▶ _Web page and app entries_
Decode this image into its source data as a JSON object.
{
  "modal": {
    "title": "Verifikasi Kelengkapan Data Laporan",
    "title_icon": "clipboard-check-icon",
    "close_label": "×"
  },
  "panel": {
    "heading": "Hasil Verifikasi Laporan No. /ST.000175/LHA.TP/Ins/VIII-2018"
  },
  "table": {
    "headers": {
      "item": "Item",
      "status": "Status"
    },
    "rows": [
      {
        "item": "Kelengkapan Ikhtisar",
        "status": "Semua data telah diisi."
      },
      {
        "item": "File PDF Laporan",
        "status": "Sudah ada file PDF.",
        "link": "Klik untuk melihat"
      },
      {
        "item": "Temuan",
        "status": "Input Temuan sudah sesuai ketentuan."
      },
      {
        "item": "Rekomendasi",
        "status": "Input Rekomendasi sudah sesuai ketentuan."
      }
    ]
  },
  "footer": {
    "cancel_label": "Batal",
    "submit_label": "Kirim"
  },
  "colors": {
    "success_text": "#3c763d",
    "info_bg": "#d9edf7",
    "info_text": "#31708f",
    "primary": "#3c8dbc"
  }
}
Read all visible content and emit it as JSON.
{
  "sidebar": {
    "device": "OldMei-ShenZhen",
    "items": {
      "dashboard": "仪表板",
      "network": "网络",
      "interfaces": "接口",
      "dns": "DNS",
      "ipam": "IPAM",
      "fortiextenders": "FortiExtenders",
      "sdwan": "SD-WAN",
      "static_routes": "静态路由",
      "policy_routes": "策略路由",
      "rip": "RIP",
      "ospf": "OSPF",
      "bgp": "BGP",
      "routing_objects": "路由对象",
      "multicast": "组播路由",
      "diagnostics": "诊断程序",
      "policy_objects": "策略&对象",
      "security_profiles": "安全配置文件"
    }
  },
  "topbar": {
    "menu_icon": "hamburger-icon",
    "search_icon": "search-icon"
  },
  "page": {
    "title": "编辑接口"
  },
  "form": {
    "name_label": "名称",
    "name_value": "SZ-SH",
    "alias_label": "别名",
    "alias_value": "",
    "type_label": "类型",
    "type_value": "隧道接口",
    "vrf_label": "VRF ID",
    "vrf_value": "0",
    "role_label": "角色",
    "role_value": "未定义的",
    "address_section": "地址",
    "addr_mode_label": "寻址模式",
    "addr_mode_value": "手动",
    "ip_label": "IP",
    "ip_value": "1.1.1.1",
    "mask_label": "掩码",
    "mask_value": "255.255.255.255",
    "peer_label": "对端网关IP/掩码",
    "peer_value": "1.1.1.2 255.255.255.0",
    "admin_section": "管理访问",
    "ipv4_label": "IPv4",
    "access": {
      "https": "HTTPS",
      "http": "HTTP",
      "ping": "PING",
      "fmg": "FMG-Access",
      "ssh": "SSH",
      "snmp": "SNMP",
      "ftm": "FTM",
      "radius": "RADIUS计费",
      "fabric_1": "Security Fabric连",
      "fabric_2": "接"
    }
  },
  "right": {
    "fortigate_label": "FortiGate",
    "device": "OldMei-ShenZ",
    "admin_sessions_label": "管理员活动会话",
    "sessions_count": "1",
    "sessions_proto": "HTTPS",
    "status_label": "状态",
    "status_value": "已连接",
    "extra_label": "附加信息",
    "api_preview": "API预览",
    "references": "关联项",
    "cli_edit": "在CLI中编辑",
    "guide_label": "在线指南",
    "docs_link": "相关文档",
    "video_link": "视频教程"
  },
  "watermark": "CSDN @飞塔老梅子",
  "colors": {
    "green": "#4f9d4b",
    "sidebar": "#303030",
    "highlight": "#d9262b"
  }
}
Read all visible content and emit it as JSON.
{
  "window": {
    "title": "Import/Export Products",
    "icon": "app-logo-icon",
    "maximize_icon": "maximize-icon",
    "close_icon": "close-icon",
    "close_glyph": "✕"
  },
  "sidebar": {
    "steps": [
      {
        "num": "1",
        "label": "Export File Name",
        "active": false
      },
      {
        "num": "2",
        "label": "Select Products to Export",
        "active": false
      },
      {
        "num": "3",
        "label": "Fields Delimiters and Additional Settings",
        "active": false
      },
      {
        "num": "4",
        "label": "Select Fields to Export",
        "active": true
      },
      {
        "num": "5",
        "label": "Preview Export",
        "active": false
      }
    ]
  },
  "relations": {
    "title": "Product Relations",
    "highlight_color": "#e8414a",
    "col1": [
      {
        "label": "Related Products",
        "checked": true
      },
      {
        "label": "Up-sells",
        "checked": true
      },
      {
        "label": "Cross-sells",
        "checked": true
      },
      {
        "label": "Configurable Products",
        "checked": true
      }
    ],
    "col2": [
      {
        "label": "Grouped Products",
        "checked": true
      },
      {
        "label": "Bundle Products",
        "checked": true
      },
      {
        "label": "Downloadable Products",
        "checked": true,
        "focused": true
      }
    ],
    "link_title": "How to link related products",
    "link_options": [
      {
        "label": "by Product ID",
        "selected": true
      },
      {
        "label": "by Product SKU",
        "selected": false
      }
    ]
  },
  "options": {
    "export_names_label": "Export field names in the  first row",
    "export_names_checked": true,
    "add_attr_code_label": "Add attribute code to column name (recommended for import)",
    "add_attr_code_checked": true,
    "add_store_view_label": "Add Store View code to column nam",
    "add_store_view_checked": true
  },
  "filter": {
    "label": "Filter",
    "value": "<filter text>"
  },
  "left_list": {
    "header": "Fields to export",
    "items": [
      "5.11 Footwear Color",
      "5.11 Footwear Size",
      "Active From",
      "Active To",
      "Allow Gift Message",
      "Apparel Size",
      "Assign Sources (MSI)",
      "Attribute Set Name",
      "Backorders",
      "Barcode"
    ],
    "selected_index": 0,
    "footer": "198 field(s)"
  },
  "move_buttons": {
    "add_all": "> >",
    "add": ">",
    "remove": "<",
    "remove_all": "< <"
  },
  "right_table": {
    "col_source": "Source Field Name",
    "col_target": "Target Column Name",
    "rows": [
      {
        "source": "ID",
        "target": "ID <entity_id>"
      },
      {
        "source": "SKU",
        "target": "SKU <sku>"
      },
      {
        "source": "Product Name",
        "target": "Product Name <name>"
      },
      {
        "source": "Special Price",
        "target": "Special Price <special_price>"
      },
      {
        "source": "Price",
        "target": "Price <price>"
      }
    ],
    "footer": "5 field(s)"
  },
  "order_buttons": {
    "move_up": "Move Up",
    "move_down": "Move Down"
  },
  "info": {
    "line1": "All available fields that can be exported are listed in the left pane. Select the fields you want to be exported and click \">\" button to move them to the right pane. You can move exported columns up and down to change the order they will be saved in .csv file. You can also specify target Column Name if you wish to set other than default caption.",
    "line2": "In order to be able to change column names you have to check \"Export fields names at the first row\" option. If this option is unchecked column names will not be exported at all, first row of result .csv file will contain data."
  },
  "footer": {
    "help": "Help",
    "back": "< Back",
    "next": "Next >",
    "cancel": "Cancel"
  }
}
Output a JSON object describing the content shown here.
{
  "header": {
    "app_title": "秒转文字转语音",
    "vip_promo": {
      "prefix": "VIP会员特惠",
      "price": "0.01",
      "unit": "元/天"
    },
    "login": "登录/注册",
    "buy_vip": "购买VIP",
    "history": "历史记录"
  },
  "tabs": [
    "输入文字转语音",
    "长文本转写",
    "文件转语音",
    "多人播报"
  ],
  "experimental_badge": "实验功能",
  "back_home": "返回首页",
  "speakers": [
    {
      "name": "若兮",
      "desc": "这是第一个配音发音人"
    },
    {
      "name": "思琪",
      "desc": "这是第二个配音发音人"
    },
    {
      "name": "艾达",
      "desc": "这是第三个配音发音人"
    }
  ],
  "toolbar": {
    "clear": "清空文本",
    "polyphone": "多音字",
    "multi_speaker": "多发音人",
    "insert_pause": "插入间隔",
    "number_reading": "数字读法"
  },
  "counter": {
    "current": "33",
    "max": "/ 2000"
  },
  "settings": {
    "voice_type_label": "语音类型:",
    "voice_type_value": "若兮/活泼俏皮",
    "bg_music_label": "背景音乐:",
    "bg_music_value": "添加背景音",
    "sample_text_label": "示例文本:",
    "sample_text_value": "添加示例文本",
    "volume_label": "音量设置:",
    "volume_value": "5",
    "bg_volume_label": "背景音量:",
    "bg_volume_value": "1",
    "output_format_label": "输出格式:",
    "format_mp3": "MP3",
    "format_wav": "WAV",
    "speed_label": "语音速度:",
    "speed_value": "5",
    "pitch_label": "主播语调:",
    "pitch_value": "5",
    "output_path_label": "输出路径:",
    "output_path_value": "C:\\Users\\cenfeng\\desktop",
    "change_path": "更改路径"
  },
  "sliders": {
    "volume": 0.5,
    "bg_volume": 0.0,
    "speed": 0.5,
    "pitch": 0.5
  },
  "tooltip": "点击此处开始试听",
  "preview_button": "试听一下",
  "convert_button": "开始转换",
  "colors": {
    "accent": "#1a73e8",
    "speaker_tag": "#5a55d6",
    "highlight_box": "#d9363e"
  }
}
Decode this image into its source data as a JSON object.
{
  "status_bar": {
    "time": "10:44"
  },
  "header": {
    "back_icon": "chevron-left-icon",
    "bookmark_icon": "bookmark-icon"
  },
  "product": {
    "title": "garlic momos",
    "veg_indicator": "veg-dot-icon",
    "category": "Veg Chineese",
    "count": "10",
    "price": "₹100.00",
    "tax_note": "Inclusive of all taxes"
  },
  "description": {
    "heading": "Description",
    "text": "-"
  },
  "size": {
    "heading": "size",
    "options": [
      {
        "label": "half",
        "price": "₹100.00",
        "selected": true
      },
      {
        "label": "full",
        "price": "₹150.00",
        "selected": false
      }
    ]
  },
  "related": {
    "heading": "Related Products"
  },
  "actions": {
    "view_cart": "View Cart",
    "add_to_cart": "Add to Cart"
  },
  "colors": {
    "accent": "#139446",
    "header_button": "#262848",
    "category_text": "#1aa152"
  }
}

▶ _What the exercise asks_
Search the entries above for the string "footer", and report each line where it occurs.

▶ _Response below_
  "footer": {
    "footer": "198 field(s)"
    "footer": "5 field(s)"
  "footer": {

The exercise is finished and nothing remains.